◆ **INSTRUCTIONS TO FOLLOW**
Only a number is wanted: how many lines of the entries include the string "Columns"?

....

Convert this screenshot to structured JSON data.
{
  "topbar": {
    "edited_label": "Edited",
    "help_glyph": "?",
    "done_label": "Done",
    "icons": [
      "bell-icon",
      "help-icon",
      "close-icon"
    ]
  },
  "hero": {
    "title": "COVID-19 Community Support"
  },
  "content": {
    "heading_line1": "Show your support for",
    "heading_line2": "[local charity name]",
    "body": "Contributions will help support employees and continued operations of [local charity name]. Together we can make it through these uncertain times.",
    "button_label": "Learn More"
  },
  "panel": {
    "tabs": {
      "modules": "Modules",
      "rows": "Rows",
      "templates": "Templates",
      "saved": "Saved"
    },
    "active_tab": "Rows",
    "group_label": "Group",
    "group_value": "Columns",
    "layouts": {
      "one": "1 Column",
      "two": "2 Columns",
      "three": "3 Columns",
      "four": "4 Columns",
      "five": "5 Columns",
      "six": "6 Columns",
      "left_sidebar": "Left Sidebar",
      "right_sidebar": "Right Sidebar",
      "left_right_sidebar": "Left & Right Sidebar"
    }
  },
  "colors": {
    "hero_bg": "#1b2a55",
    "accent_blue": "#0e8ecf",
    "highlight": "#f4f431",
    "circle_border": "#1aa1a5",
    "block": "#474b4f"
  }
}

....

◆ **WRITTEN ANSWER**
6